> **Problem to solve**: Each line of the entries that mentions the string "icon" needs to be reported.

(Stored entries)
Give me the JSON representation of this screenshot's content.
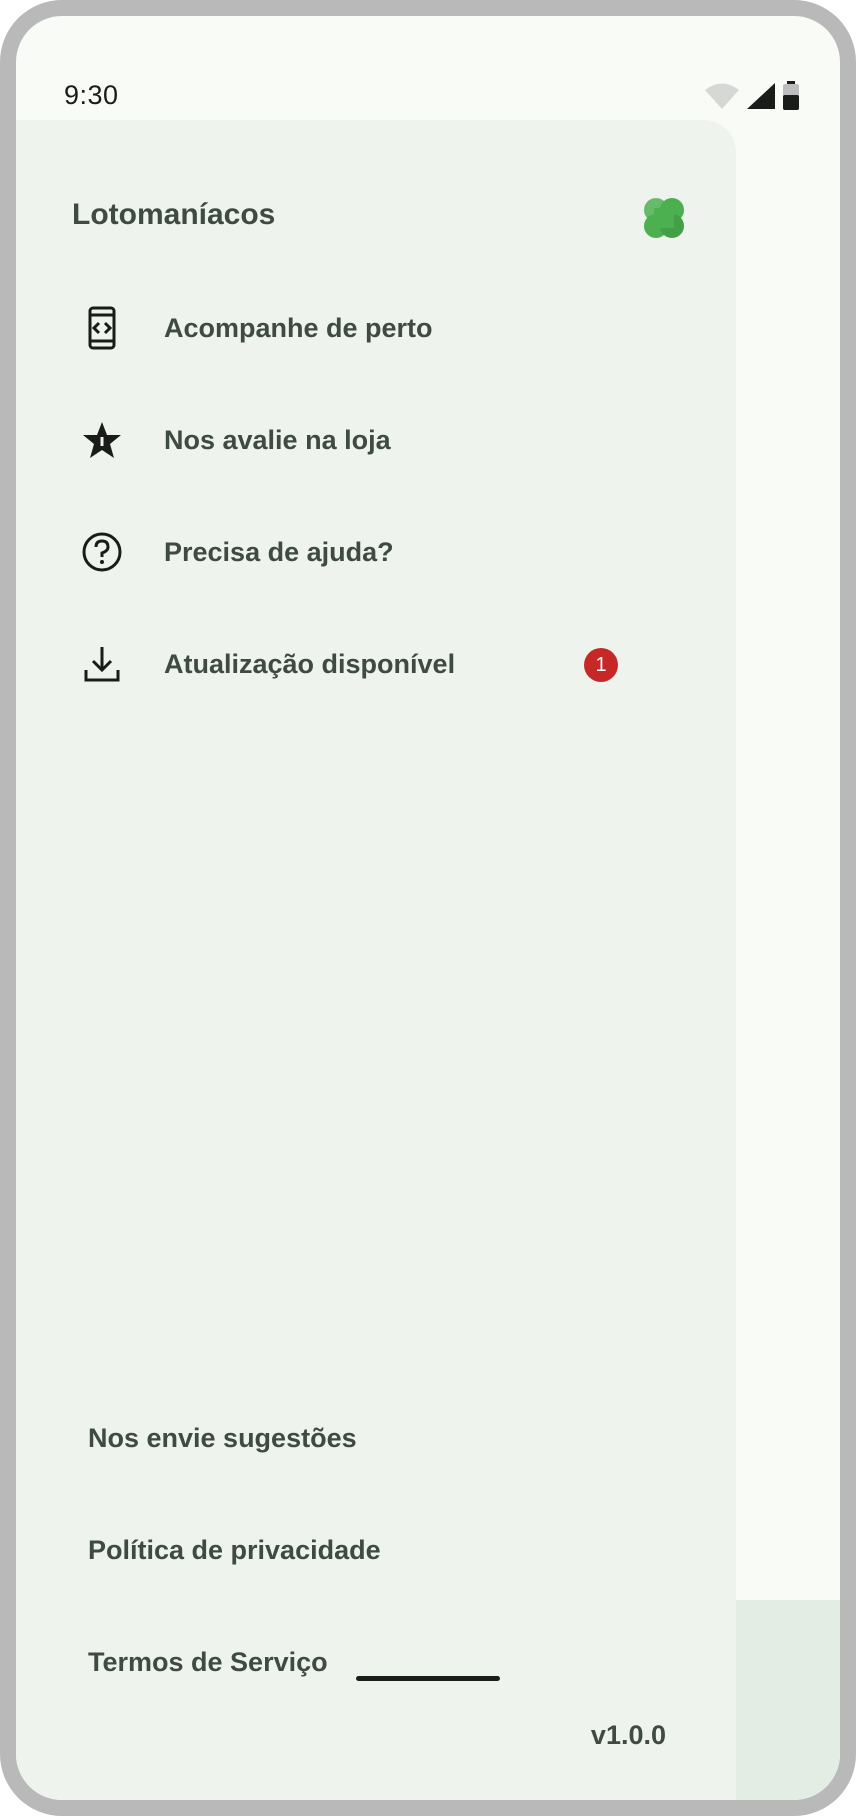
{
  "status_bar": {
    "time": "9:30"
  },
  "drawer": {
    "title": "Lotomaníacos",
    "menu_items": [
      {
        "label": "Acompanhe de perto",
        "icon": "phone-code-icon"
      },
      {
        "label": "Nos avalie na loja",
        "icon": "star-icon"
      },
      {
        "label": "Precisa de ajuda?",
        "icon": "help-circle-icon"
      },
      {
        "label": "Atualização disponível",
        "icon": "download-icon",
        "badge": "1"
      }
    ],
    "footer_links": [
      {
        "label": "Nos envie sugestões"
      },
      {
        "label": "Política de privacidade"
      },
      {
        "label": "Termos de Serviço"
      }
    ],
    "version": "v1.0.0"
  },
  "colors": {
    "drawer_bg": "#eef4ed",
    "screen_bg": "#f9fbf7",
    "text": "#3f4a42",
    "badge": "#c62828",
    "logo_green": "#4caf50"
  }
}
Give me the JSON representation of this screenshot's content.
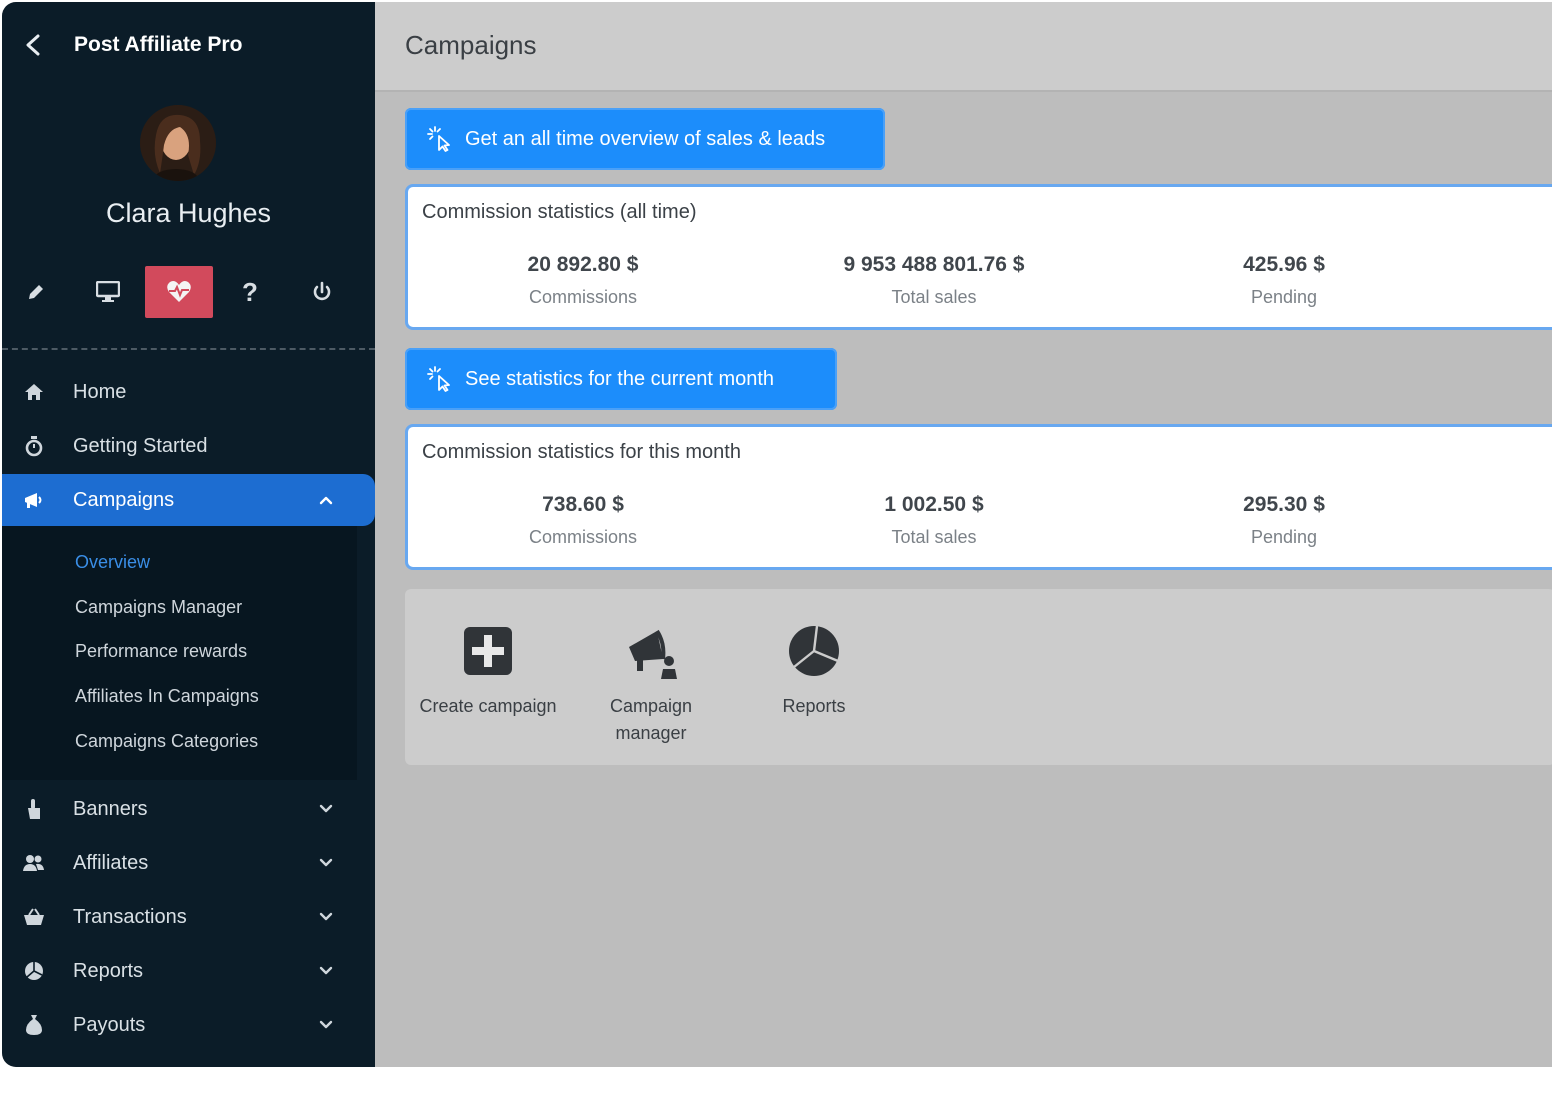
{
  "app": {
    "title": "Post Affiliate Pro"
  },
  "user": {
    "name": "Clara Hughes"
  },
  "toolbar": {
    "items": [
      {
        "icon": "pencil-icon"
      },
      {
        "icon": "monitor-icon"
      },
      {
        "icon": "heart-pulse-icon",
        "active": true
      },
      {
        "icon": "question-icon",
        "glyph": "?"
      },
      {
        "icon": "power-icon"
      }
    ]
  },
  "nav": {
    "home": "Home",
    "getting_started": "Getting Started",
    "campaigns": "Campaigns",
    "banners": "Banners",
    "affiliates": "Affiliates",
    "transactions": "Transactions",
    "reports": "Reports",
    "payouts": "Payouts"
  },
  "submenu": {
    "overview": "Overview",
    "campaigns_manager": "Campaigns Manager",
    "performance_rewards": "Performance rewards",
    "affiliates_in_campaigns": "Affiliates In Campaigns",
    "campaigns_categories": "Campaigns Categories"
  },
  "page": {
    "title": "Campaigns"
  },
  "buttons": {
    "all_time": "Get an all time overview of sales & leads",
    "current_month": "See statistics for the current month"
  },
  "all_time": {
    "title": "Commission statistics (all time)",
    "commissions_value": "20 892.80 $",
    "commissions_label": "Commissions",
    "total_sales_value": "9 953 488 801.76 $",
    "total_sales_label": "Total sales",
    "pending_value": "425.96 $",
    "pending_label": "Pending"
  },
  "this_month": {
    "title": "Commission statistics for this month",
    "commissions_value": "738.60 $",
    "commissions_label": "Commissions",
    "total_sales_value": "1 002.50 $",
    "total_sales_label": "Total sales",
    "pending_value": "295.30 $",
    "pending_label": "Pending"
  },
  "quick_links": {
    "create_campaign": "Create campaign",
    "campaign_manager_1": "Campaign",
    "campaign_manager_2": "manager",
    "reports": "Reports"
  },
  "colors": {
    "sidebar_bg": "#0b1c28",
    "accent_blue": "#1d6dd1",
    "button_blue": "#1c8dfb",
    "active_tool": "#d24a5c",
    "content_bg": "#bdbdbd"
  }
}
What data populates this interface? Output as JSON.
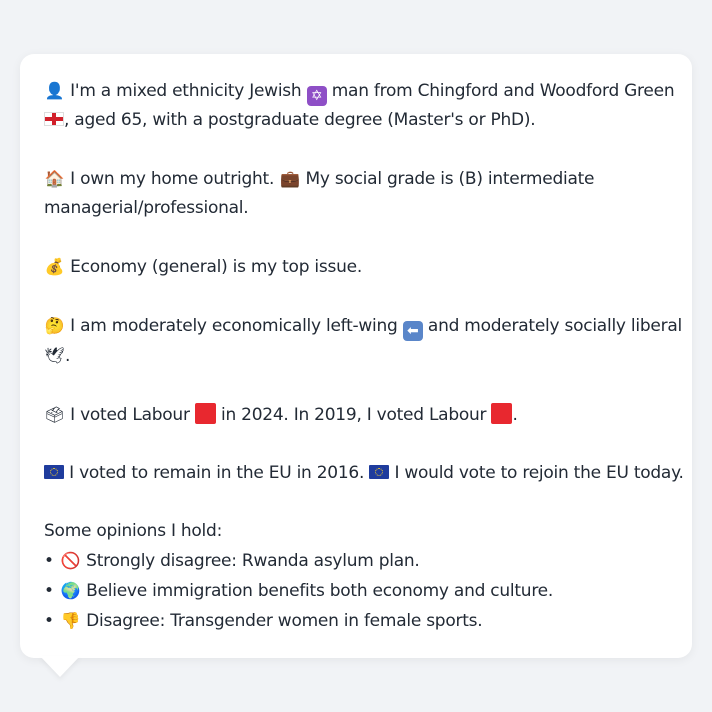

> **Reply**:
        "icon": "phone-code-icon"
        "icon": "star-icon"
        "icon": "help-circle-icon"
        "icon": "download-icon",
        "icon": "pencil-icon"
        "icon": "monitor-icon"
        "icon": "heart-pulse-icon",
        "icon": "question-icon",
        "icon": "power-icon"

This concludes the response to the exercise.